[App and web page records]
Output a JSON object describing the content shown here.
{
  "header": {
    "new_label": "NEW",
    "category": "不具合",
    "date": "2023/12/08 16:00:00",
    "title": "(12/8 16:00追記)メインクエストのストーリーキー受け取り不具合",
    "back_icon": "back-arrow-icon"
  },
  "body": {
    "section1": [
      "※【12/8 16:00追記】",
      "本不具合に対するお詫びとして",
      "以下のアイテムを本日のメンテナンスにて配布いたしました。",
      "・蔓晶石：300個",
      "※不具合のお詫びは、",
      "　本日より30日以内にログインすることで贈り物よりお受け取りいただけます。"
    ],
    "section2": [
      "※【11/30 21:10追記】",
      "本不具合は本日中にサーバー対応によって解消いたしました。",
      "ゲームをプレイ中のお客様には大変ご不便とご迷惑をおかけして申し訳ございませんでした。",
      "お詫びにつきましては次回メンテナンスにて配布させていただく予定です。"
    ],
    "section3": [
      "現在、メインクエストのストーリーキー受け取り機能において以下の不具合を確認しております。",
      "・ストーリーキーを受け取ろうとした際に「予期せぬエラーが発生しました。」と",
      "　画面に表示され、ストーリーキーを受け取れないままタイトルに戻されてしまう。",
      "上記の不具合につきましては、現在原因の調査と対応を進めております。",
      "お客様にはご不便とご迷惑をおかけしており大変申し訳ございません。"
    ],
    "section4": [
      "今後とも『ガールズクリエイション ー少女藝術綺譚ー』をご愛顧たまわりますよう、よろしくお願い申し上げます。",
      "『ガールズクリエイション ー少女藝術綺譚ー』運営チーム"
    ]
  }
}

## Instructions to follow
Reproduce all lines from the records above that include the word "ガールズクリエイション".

## Solution
      "今後とも『ガールズクリエイション ー少女藝術綺譚ー』をご愛顧たまわりますよう、よろしくお願い申し上げます。",
      "『ガールズクリエイション ー少女藝術綺譚ー』運営チーム"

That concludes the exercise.